_DATA EXCERPTS_:
-----
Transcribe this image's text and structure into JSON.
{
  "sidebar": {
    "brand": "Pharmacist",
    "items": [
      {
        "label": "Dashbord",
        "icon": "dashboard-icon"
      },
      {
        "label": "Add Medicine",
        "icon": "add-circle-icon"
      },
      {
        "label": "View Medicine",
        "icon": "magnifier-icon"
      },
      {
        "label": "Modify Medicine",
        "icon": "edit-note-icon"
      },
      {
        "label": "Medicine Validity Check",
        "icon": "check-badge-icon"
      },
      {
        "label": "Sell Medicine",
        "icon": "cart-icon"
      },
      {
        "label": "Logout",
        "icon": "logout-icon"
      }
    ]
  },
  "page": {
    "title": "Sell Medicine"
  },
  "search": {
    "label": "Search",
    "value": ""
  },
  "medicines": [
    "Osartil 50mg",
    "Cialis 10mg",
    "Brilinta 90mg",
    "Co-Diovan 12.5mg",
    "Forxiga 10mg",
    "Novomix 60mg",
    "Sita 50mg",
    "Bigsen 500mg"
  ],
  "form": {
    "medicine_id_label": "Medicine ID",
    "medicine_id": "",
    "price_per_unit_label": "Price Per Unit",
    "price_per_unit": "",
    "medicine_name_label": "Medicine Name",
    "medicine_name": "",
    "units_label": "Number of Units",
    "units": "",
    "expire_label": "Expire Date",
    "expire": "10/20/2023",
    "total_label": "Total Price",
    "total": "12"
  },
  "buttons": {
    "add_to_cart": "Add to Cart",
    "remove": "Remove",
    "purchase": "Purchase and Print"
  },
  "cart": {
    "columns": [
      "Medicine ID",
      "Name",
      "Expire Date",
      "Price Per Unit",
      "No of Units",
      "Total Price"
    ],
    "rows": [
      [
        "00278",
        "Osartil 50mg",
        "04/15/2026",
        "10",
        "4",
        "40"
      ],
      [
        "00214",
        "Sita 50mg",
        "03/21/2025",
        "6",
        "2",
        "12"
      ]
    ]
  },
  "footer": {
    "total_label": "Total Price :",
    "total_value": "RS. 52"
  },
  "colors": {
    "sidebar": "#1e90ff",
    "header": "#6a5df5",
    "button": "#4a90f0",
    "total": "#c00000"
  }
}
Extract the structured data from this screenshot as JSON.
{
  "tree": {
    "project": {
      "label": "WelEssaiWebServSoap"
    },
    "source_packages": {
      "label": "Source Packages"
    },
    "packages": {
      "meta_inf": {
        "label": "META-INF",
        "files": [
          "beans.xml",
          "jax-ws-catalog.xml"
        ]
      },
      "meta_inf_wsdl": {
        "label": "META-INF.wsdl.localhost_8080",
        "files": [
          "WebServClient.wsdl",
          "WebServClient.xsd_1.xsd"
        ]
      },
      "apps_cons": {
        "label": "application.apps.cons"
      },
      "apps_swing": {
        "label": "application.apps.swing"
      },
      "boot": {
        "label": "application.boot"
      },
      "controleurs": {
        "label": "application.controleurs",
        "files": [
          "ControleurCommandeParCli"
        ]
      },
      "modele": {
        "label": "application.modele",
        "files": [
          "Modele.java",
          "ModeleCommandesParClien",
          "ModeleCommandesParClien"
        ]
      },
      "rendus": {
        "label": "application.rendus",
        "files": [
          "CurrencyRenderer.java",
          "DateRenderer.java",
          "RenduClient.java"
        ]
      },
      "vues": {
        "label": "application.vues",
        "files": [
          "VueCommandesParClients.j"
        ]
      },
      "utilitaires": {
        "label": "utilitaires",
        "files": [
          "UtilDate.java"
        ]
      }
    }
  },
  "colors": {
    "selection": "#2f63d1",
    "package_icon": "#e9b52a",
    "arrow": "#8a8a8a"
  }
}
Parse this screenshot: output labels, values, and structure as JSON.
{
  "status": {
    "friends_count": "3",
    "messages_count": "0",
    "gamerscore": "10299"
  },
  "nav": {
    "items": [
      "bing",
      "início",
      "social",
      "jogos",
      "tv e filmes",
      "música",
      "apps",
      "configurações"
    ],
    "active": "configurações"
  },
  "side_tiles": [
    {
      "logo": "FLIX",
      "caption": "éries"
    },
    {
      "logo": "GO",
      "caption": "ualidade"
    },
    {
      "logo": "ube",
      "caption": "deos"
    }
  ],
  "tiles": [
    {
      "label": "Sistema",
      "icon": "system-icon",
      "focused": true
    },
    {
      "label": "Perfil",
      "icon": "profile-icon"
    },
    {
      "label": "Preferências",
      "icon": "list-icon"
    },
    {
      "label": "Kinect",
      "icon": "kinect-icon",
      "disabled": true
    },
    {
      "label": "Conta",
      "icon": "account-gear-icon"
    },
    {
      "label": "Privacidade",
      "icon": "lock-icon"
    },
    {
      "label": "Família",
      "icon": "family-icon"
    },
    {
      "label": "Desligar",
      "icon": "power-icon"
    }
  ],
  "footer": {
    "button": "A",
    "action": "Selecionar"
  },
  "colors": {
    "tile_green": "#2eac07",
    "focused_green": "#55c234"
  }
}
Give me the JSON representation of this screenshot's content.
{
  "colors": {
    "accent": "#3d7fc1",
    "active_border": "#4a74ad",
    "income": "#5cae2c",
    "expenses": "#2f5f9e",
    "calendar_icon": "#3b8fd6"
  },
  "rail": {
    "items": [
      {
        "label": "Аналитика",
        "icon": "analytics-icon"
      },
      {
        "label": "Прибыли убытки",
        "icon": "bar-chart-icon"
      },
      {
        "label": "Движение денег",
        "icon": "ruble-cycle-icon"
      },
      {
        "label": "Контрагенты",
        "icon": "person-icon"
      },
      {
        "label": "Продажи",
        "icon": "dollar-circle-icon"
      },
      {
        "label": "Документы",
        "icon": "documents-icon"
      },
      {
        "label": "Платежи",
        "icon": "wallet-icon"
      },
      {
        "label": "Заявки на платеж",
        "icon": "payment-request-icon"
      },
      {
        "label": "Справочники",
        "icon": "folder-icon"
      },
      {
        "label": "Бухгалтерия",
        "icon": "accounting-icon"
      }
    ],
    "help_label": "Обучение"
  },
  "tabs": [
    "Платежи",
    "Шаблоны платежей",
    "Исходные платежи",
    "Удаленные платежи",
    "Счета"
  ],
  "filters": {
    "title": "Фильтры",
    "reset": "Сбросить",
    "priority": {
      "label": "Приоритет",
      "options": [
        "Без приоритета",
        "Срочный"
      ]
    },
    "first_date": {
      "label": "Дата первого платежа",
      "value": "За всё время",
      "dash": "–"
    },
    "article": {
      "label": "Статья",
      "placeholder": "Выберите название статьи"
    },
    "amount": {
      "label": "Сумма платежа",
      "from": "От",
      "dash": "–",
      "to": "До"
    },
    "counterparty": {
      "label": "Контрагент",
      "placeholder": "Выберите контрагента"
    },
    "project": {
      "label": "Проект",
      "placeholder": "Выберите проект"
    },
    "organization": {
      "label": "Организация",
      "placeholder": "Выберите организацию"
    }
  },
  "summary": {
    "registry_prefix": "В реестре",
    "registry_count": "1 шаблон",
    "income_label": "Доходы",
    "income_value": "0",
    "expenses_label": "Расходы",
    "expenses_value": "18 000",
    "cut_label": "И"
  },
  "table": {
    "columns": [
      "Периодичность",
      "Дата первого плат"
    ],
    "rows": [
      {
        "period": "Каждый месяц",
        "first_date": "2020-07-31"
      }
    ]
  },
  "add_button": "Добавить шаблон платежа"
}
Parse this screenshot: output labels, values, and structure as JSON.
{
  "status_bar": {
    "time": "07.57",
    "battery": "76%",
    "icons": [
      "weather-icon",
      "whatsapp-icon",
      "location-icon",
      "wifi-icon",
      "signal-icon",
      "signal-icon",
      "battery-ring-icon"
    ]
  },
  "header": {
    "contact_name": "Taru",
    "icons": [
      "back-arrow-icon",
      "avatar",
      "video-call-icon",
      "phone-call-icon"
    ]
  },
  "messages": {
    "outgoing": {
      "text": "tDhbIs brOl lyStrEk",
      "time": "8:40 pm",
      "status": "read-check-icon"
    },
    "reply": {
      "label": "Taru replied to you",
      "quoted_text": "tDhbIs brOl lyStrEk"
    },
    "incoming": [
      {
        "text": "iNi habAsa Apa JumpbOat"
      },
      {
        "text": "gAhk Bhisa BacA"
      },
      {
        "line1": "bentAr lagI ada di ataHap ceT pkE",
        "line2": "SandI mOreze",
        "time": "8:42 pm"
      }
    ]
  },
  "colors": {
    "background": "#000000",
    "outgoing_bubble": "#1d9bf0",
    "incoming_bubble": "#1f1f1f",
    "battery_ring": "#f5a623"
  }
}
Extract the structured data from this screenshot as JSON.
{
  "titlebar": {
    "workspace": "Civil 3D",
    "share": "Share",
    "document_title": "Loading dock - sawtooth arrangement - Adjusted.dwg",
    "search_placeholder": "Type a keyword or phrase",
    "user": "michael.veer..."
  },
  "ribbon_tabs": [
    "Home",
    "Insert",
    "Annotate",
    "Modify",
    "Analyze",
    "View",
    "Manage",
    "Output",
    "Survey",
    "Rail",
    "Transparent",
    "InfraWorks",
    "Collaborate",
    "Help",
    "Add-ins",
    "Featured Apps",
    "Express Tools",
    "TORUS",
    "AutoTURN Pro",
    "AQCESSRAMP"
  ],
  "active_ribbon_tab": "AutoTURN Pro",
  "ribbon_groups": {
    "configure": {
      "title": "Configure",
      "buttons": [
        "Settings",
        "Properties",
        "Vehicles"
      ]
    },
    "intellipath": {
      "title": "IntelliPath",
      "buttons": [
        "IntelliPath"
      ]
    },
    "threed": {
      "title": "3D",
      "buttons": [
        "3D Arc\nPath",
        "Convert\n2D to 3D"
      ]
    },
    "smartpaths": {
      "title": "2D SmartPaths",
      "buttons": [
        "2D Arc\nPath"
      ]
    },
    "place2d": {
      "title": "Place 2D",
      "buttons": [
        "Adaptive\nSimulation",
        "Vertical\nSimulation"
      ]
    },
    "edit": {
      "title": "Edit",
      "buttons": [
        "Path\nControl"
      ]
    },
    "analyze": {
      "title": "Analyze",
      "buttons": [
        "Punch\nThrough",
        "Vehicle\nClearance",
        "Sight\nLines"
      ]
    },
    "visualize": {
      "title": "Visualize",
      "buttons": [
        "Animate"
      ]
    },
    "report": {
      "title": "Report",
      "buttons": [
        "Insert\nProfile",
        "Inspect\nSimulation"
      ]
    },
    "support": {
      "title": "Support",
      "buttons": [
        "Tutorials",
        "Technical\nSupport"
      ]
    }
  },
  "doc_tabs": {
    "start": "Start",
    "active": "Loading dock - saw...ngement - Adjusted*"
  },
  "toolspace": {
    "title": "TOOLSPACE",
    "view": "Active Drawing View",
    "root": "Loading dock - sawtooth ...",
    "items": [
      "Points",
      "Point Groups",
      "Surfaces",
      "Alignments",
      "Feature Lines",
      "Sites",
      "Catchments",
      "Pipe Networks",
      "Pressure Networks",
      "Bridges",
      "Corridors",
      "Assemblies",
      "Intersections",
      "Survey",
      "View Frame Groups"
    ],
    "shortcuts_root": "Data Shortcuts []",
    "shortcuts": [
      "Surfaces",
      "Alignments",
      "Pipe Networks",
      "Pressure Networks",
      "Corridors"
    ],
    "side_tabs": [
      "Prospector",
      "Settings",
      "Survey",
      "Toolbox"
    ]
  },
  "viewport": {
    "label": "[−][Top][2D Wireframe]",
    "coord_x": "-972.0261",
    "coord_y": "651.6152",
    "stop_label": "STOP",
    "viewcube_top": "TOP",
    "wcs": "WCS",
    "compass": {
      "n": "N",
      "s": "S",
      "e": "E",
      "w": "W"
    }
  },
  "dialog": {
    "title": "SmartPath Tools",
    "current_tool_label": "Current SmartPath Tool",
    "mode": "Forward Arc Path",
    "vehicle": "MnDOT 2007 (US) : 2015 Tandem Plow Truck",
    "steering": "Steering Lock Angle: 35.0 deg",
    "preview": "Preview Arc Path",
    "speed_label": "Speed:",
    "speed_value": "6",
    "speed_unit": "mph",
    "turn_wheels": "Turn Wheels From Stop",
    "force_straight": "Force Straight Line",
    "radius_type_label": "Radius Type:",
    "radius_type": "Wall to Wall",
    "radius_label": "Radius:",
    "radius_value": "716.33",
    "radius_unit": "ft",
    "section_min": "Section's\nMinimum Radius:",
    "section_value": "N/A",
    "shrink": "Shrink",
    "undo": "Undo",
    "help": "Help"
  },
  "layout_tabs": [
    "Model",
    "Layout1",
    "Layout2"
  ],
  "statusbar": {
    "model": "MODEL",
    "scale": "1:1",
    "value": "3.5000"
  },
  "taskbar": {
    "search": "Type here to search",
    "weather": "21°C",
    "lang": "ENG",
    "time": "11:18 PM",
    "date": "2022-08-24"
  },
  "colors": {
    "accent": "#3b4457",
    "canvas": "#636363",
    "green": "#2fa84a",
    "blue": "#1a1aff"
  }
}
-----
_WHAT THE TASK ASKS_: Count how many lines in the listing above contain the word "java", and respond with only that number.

_EXERCISE ANSWER_: 5